# What you should do
Print the whole listing exactly.

# Data for this task
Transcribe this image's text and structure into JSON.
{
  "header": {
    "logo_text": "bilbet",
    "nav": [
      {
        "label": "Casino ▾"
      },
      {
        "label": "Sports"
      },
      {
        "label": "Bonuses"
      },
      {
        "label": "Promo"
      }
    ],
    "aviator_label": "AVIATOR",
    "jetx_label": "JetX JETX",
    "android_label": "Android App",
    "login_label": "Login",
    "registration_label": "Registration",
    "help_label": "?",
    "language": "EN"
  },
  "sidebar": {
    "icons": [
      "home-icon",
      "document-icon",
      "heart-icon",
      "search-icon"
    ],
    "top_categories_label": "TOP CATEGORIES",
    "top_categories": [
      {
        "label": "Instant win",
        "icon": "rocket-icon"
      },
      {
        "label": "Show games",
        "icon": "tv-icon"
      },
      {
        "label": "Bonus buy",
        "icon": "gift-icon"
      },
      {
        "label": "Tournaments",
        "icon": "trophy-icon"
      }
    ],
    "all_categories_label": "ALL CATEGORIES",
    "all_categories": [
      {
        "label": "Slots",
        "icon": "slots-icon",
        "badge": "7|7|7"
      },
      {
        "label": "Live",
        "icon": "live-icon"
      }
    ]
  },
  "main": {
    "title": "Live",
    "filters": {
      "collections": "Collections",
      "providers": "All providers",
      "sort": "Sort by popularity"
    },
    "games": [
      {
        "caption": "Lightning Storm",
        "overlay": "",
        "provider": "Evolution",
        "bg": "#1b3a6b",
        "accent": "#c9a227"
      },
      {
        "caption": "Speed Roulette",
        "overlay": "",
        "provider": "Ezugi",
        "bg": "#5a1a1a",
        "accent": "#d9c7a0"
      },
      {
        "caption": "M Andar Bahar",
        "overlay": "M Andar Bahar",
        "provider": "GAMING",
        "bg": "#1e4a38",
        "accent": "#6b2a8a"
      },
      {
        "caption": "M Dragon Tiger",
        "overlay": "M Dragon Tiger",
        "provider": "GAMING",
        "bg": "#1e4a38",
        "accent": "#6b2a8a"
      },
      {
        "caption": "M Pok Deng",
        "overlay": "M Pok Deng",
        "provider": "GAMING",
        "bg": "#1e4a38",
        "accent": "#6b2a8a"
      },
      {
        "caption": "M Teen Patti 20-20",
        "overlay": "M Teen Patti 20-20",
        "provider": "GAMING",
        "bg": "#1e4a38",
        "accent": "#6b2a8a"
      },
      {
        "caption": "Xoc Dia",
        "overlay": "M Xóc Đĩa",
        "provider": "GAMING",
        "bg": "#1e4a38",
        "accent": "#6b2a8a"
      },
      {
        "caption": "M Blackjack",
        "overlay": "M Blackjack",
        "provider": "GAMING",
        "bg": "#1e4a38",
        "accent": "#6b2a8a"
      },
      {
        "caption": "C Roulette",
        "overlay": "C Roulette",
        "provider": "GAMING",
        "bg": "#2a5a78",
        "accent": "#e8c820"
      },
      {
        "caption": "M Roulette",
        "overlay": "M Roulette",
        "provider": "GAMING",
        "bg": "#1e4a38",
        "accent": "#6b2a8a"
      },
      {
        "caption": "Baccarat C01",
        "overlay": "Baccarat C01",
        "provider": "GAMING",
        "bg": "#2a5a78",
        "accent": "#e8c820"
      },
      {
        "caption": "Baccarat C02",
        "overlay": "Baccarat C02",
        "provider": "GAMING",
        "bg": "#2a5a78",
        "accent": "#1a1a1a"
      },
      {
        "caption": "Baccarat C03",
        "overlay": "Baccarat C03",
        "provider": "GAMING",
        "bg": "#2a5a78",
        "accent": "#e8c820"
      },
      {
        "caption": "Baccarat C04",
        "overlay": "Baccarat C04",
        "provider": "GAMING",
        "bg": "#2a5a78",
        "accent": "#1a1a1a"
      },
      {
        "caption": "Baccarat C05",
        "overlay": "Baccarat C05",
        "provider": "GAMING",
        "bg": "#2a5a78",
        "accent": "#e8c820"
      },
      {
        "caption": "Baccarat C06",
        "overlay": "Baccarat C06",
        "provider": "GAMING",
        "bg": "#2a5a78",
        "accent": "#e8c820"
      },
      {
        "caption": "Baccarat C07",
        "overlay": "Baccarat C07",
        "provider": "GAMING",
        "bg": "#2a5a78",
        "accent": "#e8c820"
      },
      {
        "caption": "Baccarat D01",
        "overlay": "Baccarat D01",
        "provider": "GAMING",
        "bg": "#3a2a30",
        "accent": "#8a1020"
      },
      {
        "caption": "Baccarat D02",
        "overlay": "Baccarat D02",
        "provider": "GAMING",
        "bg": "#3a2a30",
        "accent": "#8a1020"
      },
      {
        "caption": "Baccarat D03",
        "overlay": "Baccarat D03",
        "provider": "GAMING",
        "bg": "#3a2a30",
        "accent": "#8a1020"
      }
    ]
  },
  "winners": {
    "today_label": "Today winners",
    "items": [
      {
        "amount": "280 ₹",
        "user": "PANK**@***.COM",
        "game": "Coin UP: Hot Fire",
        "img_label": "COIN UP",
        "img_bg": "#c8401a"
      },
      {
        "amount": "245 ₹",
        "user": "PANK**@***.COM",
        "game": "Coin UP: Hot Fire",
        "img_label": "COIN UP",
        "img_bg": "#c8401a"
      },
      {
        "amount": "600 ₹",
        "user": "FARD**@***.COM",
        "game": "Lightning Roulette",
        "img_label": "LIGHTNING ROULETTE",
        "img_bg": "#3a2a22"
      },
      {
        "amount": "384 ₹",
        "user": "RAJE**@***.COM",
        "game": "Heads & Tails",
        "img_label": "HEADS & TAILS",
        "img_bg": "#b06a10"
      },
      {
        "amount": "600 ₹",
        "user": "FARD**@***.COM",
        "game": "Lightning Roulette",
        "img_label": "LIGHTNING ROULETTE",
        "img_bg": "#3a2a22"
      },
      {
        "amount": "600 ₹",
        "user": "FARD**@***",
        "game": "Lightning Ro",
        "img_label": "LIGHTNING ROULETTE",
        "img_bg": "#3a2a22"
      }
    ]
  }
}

# Answer to this problem
Transcribe this image's text and structure into JSON.
{
  "header": {
    "logo_text": "bilbet",
    "nav": [
      {
        "label": "Casino ▾"
      },
      {
        "label": "Sports"
      },
      {
        "label": "Bonuses"
      },
      {
        "label": "Promo"
      }
    ],
    "aviator_label": "AVIATOR",
    "jetx_label": "JetX JETX",
    "android_label": "Android App",
    "login_label": "Login",
    "registration_label": "Registration",
    "help_label": "?",
    "language": "EN"
  },
  "sidebar": {
    "icons": [
      "home-icon",
      "document-icon",
      "heart-icon",
      "search-icon"
    ],
    "top_categories_label": "TOP CATEGORIES",
    "top_categories": [
      {
        "label": "Instant win",
        "icon": "rocket-icon"
      },
      {
        "label": "Show games",
        "icon": "tv-icon"
      },
      {
        "label": "Bonus buy",
        "icon": "gift-icon"
      },
      {
        "label": "Tournaments",
        "icon": "trophy-icon"
      }
    ],
    "all_categories_label": "ALL CATEGORIES",
    "all_categories": [
      {
        "label": "Slots",
        "icon": "slots-icon",
        "badge": "7|7|7"
      },
      {
        "label": "Live",
        "icon": "live-icon"
      }
    ]
  },
  "main": {
    "title": "Live",
    "filters": {
      "collections": "Collections",
      "providers": "All providers",
      "sort": "Sort by popularity"
    },
    "games": [
      {
        "caption": "Lightning Storm",
        "overlay": "",
        "provider": "Evolution",
        "bg": "#1b3a6b",
        "accent": "#c9a227"
      },
      {
        "caption": "Speed Roulette",
        "overlay": "",
        "provider": "Ezugi",
        "bg": "#5a1a1a",
        "accent": "#d9c7a0"
      },
      {
        "caption": "M Andar Bahar",
        "overlay": "M Andar Bahar",
        "provider": "GAMING",
        "bg": "#1e4a38",
        "accent": "#6b2a8a"
      },
      {
        "caption": "M Dragon Tiger",
        "overlay": "M Dragon Tiger",
        "provider": "GAMING",
        "bg": "#1e4a38",
        "accent": "#6b2a8a"
      },
      {
        "caption": "M Pok Deng",
        "overlay": "M Pok Deng",
        "provider": "GAMING",
        "bg": "#1e4a38",
        "accent": "#6b2a8a"
      },
      {
        "caption": "M Teen Patti 20-20",
        "overlay": "M Teen Patti 20-20",
        "provider": "GAMING",
        "bg": "#1e4a38",
        "accent": "#6b2a8a"
      },
      {
        "caption": "Xoc Dia",
        "overlay": "M Xóc Đĩa",
        "provider": "GAMING",
        "bg": "#1e4a38",
        "accent": "#6b2a8a"
      },
      {
        "caption": "M Blackjack",
        "overlay": "M Blackjack",
        "provider": "GAMING",
        "bg": "#1e4a38",
        "accent": "#6b2a8a"
      },
      {
        "caption": "C Roulette",
        "overlay": "C Roulette",
        "provider": "GAMING",
        "bg": "#2a5a78",
        "accent": "#e8c820"
      },
      {
        "caption": "M Roulette",
        "overlay": "M Roulette",
        "provider": "GAMING",
        "bg": "#1e4a38",
        "accent": "#6b2a8a"
      },
      {
        "caption": "Baccarat C01",
        "overlay": "Baccarat C01",
        "provider": "GAMING",
        "bg": "#2a5a78",
        "accent": "#e8c820"
      },
      {
        "caption": "Baccarat C02",
        "overlay": "Baccarat C02",
        "provider": "GAMING",
        "bg": "#2a5a78",
        "accent": "#1a1a1a"
      },
      {
        "caption": "Baccarat C03",
        "overlay": "Baccarat C03",
        "provider": "GAMING",
        "bg": "#2a5a78",
        "accent": "#e8c820"
      },
      {
        "caption": "Baccarat C04",
        "overlay": "Baccarat C04",
        "provider": "GAMING",
        "bg": "#2a5a78",
        "accent": "#1a1a1a"
      },
      {
        "caption": "Baccarat C05",
        "overlay": "Baccarat C05",
        "provider": "GAMING",
        "bg": "#2a5a78",
        "accent": "#e8c820"
      },
      {
        "caption": "Baccarat C06",
        "overlay": "Baccarat C06",
        "provider": "GAMING",
        "bg": "#2a5a78",
        "accent": "#e8c820"
      },
      {
        "caption": "Baccarat C07",
        "overlay": "Baccarat C07",
        "provider": "GAMING",
        "bg": "#2a5a78",
        "accent": "#e8c820"
      },
      {
        "caption": "Baccarat D01",
        "overlay": "Baccarat D01",
        "provider": "GAMING",
        "bg": "#3a2a30",
        "accent": "#8a1020"
      },
      {
        "caption": "Baccarat D02",
        "overlay": "Baccarat D02",
        "provider": "GAMING",
        "bg": "#3a2a30",
        "accent": "#8a1020"
      },
      {
        "caption": "Baccarat D03",
        "overlay": "Baccarat D03",
        "provider": "GAMING",
        "bg": "#3a2a30",
        "accent": "#8a1020"
      }
    ]
  },
  "winners": {
    "today_label": "Today winners",
    "items": [
      {
        "amount": "280 ₹",
        "user": "PANK**@***.COM",
        "game": "Coin UP: Hot Fire",
        "img_label": "COIN UP",
        "img_bg": "#c8401a"
      },
      {
        "amount": "245 ₹",
        "user": "PANK**@***.COM",
        "game": "Coin UP: Hot Fire",
        "img_label": "COIN UP",
        "img_bg": "#c8401a"
      },
      {
        "amount": "600 ₹",
        "user": "FARD**@***.COM",
        "game": "Lightning Roulette",
        "img_label": "LIGHTNING ROULETTE",
        "img_bg": "#3a2a22"
      },
      {
        "amount": "384 ₹",
        "user": "RAJE**@***.COM",
        "game": "Heads & Tails",
        "img_label": "HEADS & TAILS",
        "img_bg": "#b06a10"
      },
      {
        "amount": "600 ₹",
        "user": "FARD**@***.COM",
        "game": "Lightning Roulette",
        "img_label": "LIGHTNING ROULETTE",
        "img_bg": "#3a2a22"
      },
      {
        "amount": "600 ₹",
        "user": "FARD**@***",
        "game": "Lightning Ro",
        "img_label": "LIGHTNING ROULETTE",
        "img_bg": "#3a2a22"
      }
    ]
  }
}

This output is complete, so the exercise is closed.